Activity
Copy out the records again. Change nothing.

Dataset records
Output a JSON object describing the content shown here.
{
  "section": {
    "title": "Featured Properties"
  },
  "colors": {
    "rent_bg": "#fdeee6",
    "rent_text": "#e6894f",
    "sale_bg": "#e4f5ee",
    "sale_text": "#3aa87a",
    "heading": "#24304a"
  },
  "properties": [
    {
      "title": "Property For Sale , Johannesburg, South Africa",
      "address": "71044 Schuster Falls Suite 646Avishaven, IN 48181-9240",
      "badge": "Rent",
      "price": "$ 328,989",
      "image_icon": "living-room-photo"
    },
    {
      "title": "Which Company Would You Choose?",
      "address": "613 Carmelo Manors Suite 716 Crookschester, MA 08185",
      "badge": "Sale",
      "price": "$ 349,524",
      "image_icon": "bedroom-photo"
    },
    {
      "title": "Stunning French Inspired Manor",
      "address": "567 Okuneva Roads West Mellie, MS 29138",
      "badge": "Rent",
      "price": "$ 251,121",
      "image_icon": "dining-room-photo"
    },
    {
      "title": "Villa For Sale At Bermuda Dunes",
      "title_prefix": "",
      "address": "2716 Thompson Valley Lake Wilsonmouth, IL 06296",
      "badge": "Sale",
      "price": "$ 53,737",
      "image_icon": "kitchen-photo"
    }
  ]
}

Finished task
Output a JSON object describing the content shown here.
{
  "section": {
    "title": "Featured Properties"
  },
  "colors": {
    "rent_bg": "#fdeee6",
    "rent_text": "#e6894f",
    "sale_bg": "#e4f5ee",
    "sale_text": "#3aa87a",
    "heading": "#24304a"
  },
  "properties": [
    {
      "title": "Property For Sale , Johannesburg, South Africa",
      "address": "71044 Schuster Falls Suite 646Avishaven, IN 48181-9240",
      "badge": "Rent",
      "price": "$ 328,989",
      "image_icon": "living-room-photo"
    },
    {
      "title": "Which Company Would You Choose?",
      "address": "613 Carmelo Manors Suite 716 Crookschester, MA 08185",
      "badge": "Sale",
      "price": "$ 349,524",
      "image_icon": "bedroom-photo"
    },
    {
      "title": "Stunning French Inspired Manor",
      "address": "567 Okuneva Roads West Mellie, MS 29138",
      "badge": "Rent",
      "price": "$ 251,121",
      "image_icon": "dining-room-photo"
    },
    {
      "title": "Villa For Sale At Bermuda Dunes",
      "title_prefix": "",
      "address": "2716 Thompson Valley Lake Wilsonmouth, IL 06296",
      "badge": "Sale",
      "price": "$ 53,737",
      "image_icon": "kitchen-photo"
    }
  ]
}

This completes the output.